Conditional Unconditionals

A few months ago, a friend sent me this article about Melanie Gaydos – the woman with ectodermal dysplasia turned model. What I was going to say about it in my journal back then, I suppose I ended up saying to my friend instead, but I’ll let you in on the conversation since it was sitting in drafts.

My friend’s comment was how weird it is that the fashion industry – her industry – can make someone’s pain fashionable. My comment was how weird it is that the fashion industry is willing to “make a statement” by insisting that someone with deformities most consider objectively hideous is beautiful and/or worthy of aesthetic highlight, yet it would die before making the average person off the street a model.

That is to say, what I find funny is that they’d put someone who looks like they’re shriveling away from an aggressive flesh-eating disease on the runway before using someone with – say – a muffin top. It’s laughable, really, that this is seen as progressive.

Hey, friends! We know you condemn us for introducing and reinforcing standards of beauty that could best be described as pointless or absurd, but as those sentiments gain traction among the spenders and social awareness continues to trend, we’re breaking those rules!

We’re not just obsessed with appearance as we dictate it! Our industry is creative and inclusive and we’re committed to redefining what it means to be beautiful! To project standards that are less damaging to the esteem of the very populace that continues to feed into us as if we’d be the authority on anything without their susceptibility!

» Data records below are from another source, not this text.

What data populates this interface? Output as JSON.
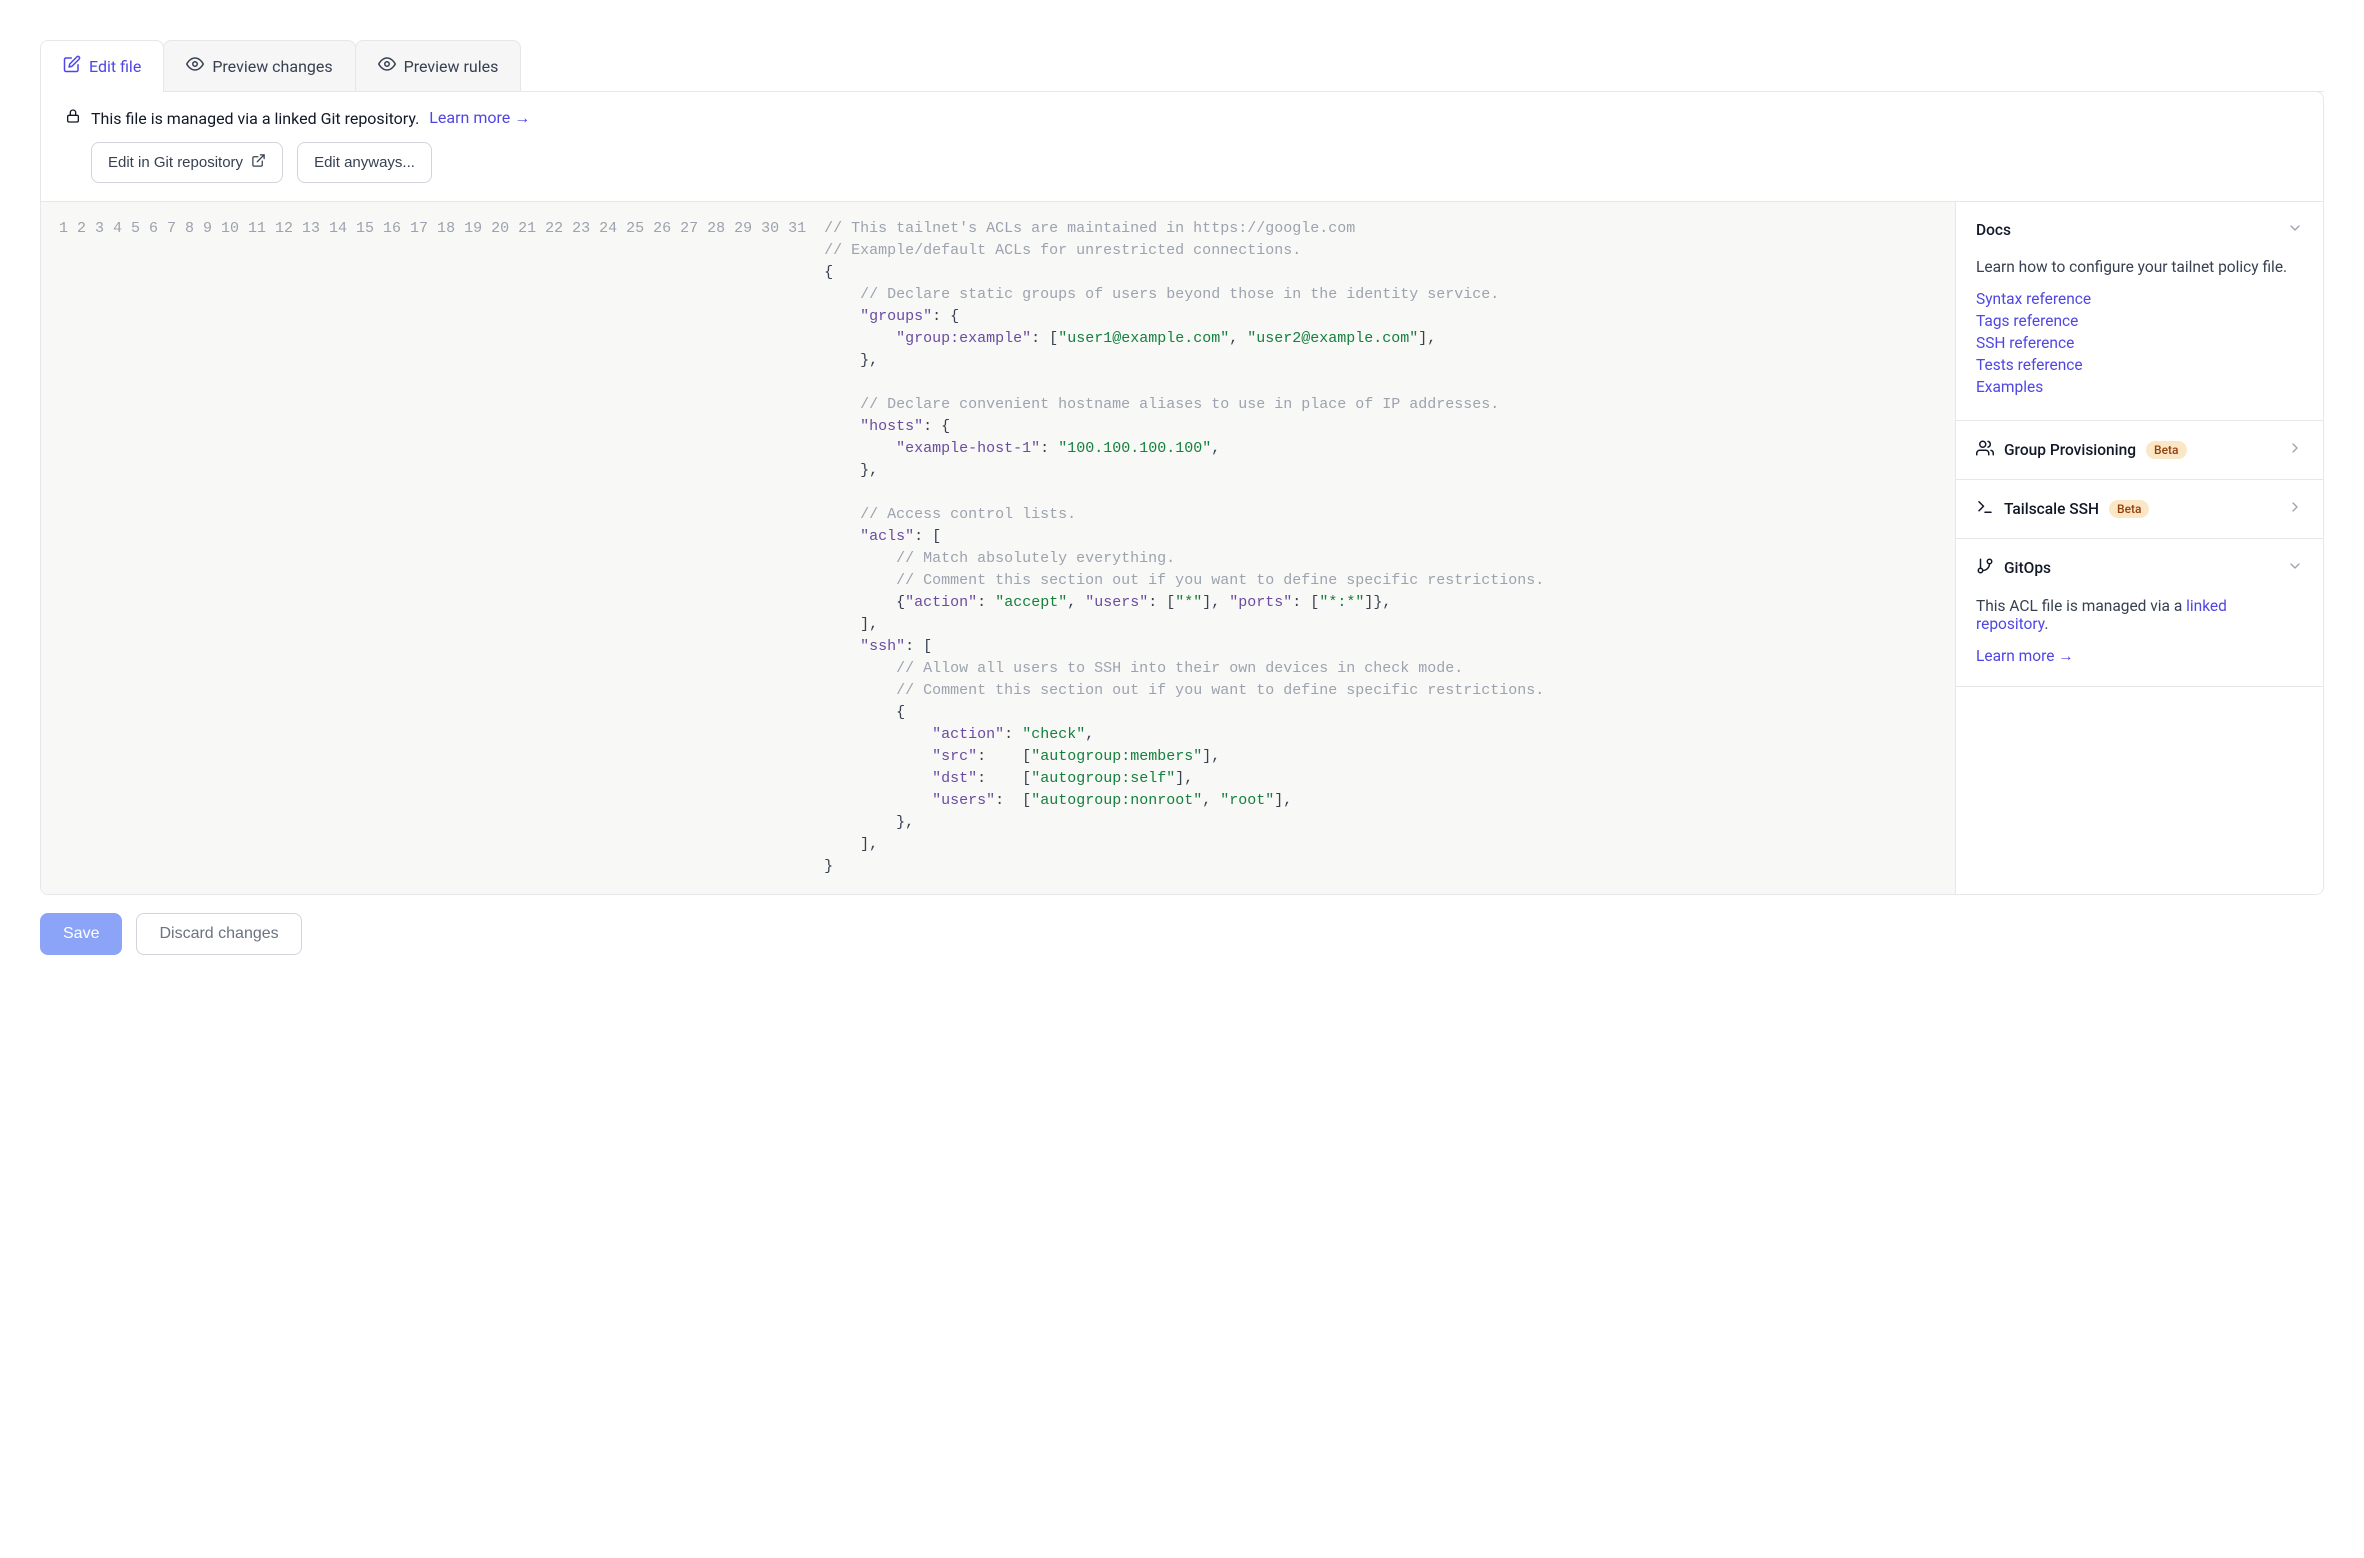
{
  "tabs": {
    "edit": "Edit file",
    "preview_changes": "Preview changes",
    "preview_rules": "Preview rules"
  },
  "notice": {
    "message": "This file is managed via a linked Git repository.",
    "learn_more": "Learn more →",
    "edit_in_repo": "Edit in Git repository",
    "edit_anyways": "Edit anyways..."
  },
  "code": {
    "line_count": 31,
    "lines": [
      [
        [
          "comment",
          "// This tailnet's ACLs are maintained in https://google.com"
        ]
      ],
      [
        [
          "comment",
          "// Example/default ACLs for unrestricted connections."
        ]
      ],
      [
        [
          "punct",
          "{"
        ]
      ],
      [
        [
          "indent",
          1
        ],
        [
          "comment",
          "// Declare static groups of users beyond those in the identity service."
        ]
      ],
      [
        [
          "indent",
          1
        ],
        [
          "key",
          "\"groups\""
        ],
        [
          "punct",
          ": {"
        ]
      ],
      [
        [
          "indent",
          2
        ],
        [
          "key",
          "\"group:example\""
        ],
        [
          "punct",
          ": ["
        ],
        [
          "string",
          "\"user1@example.com\""
        ],
        [
          "punct",
          ", "
        ],
        [
          "string",
          "\"user2@example.com\""
        ],
        [
          "punct",
          "],"
        ]
      ],
      [
        [
          "indent",
          1
        ],
        [
          "punct",
          "},"
        ]
      ],
      [],
      [
        [
          "indent",
          1
        ],
        [
          "comment",
          "// Declare convenient hostname aliases to use in place of IP addresses."
        ]
      ],
      [
        [
          "indent",
          1
        ],
        [
          "key",
          "\"hosts\""
        ],
        [
          "punct",
          ": {"
        ]
      ],
      [
        [
          "indent",
          2
        ],
        [
          "key",
          "\"example-host-1\""
        ],
        [
          "punct",
          ": "
        ],
        [
          "string",
          "\"100.100.100.100\""
        ],
        [
          "punct",
          ","
        ]
      ],
      [
        [
          "indent",
          1
        ],
        [
          "punct",
          "},"
        ]
      ],
      [],
      [
        [
          "indent",
          1
        ],
        [
          "comment",
          "// Access control lists."
        ]
      ],
      [
        [
          "indent",
          1
        ],
        [
          "key",
          "\"acls\""
        ],
        [
          "punct",
          ": ["
        ]
      ],
      [
        [
          "indent",
          2
        ],
        [
          "comment",
          "// Match absolutely everything."
        ]
      ],
      [
        [
          "indent",
          2
        ],
        [
          "comment",
          "// Comment this section out if you want to define specific restrictions."
        ]
      ],
      [
        [
          "indent",
          2
        ],
        [
          "punct",
          "{"
        ],
        [
          "key",
          "\"action\""
        ],
        [
          "punct",
          ": "
        ],
        [
          "string",
          "\"accept\""
        ],
        [
          "punct",
          ", "
        ],
        [
          "key",
          "\"users\""
        ],
        [
          "punct",
          ": ["
        ],
        [
          "string",
          "\"*\""
        ],
        [
          "punct",
          "], "
        ],
        [
          "key",
          "\"ports\""
        ],
        [
          "punct",
          ": ["
        ],
        [
          "string",
          "\"*:*\""
        ],
        [
          "punct",
          "]},"
        ]
      ],
      [
        [
          "indent",
          1
        ],
        [
          "punct",
          "],"
        ]
      ],
      [
        [
          "indent",
          1
        ],
        [
          "key",
          "\"ssh\""
        ],
        [
          "punct",
          ": ["
        ]
      ],
      [
        [
          "indent",
          2
        ],
        [
          "comment",
          "// Allow all users to SSH into their own devices in check mode."
        ]
      ],
      [
        [
          "indent",
          2
        ],
        [
          "comment",
          "// Comment this section out if you want to define specific restrictions."
        ]
      ],
      [
        [
          "indent",
          2
        ],
        [
          "punct",
          "{"
        ]
      ],
      [
        [
          "indent",
          3
        ],
        [
          "key",
          "\"action\""
        ],
        [
          "punct",
          ": "
        ],
        [
          "string",
          "\"check\""
        ],
        [
          "punct",
          ","
        ]
      ],
      [
        [
          "indent",
          3
        ],
        [
          "key",
          "\"src\""
        ],
        [
          "punct",
          ":    ["
        ],
        [
          "string",
          "\"autogroup:members\""
        ],
        [
          "punct",
          "],"
        ]
      ],
      [
        [
          "indent",
          3
        ],
        [
          "key",
          "\"dst\""
        ],
        [
          "punct",
          ":    ["
        ],
        [
          "string",
          "\"autogroup:self\""
        ],
        [
          "punct",
          "],"
        ]
      ],
      [
        [
          "indent",
          3
        ],
        [
          "key",
          "\"users\""
        ],
        [
          "punct",
          ":  ["
        ],
        [
          "string",
          "\"autogroup:nonroot\""
        ],
        [
          "punct",
          ", "
        ],
        [
          "string",
          "\"root\""
        ],
        [
          "punct",
          "],"
        ]
      ],
      [
        [
          "indent",
          2
        ],
        [
          "punct",
          "},"
        ]
      ],
      [
        [
          "indent",
          1
        ],
        [
          "punct",
          "],"
        ]
      ],
      [
        [
          "punct",
          "}"
        ]
      ],
      []
    ]
  },
  "sidebar": {
    "docs": {
      "title": "Docs",
      "intro": "Learn how to configure your tailnet policy file.",
      "links": [
        "Syntax reference",
        "Tags reference",
        "SSH reference",
        "Tests reference",
        "Examples"
      ]
    },
    "group_provisioning": {
      "title": "Group Provisioning",
      "badge": "Beta"
    },
    "tailscale_ssh": {
      "title": "Tailscale SSH",
      "badge": "Beta"
    },
    "gitops": {
      "title": "GitOps",
      "body_prefix": "This ACL file is managed via a ",
      "body_link": "linked repository",
      "body_suffix": ".",
      "learn_more": "Learn more →"
    }
  },
  "footer": {
    "save": "Save",
    "discard": "Discard changes"
  }
}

The only rules they’re breaking are the ones no one would object to without feeling like shitty human beings, ergo they get a free pass. What’s meaningful about breaking a rule you’d catch no flack for breaking? They aren’t redefining anything if they’re doing what they already know they can get away with without redefining anything.

Is this thing on?

The industry doesn’t have to change its standards that emphasize thinness and malign being bigger, for example, even with plus sized models who, as far as many I come across are concerned, are just a necessary commercial evil.

Why?

Because no one feels shitty for putting overweight people down. That’s the atmosphere we’re in. Fat shaming, in spite of being openly recognized as fat shaming, is acceptable to those who do it. 

No one thinks twice about saying, “Eww, why would you use her as a model? She has a gut! Sorry, but no one thinks fat is attractive! Skinny people just look better and that’s a fact whether you like it or not! Just being honest!”

How many would say the same about someone suffering from a medical condition with such impunity? Who would be equally “honest” about the “facts” and say that Melanie is ugly? That no one thinks Down syndrome is attractive? That people without vitiligo just look better? Only bullies, right?

The industry knows it can slap these people in a magazine or send them down the runway and get nothing but pats on the back for it while changing absolutely nothing about their prevailing beauty standards.

They didn’t break the rule. They made exceptions to it for the sake of novelties granted a stay for being tragic. The industry improved its reputation without actually improving itself.

Win-win!

Don’t get me wrong. I think it’s wonderful that models like those I referenced got an opportunity to do something they were always told they could never do and that others are inspired by it.

I’m not so awful that I don’t see how that’s a good thing nor am I implying that they aren’t worthy of modeling independent of (or in light of) their conditions.

It just tickles me that those who fancy themselves less superficial – more evolved – because they can supposedly see beyond such ailments to appreciate a talent and beauty that transcends our overblown ideals are the very same people who can’t look past a fucking pimple or double chin.

Call me jaded, but I’m not moved by yet another tall, skinny model who happens to have a disease the industry can capitalize on in the sentiment department. When the agencies and the advertisers and the brands all make a sweeping change to their long established criteria for talent, we can talk about progress.

Until then, feel free to skip me over when they “redefine the industry” again by signing a quadriplegic.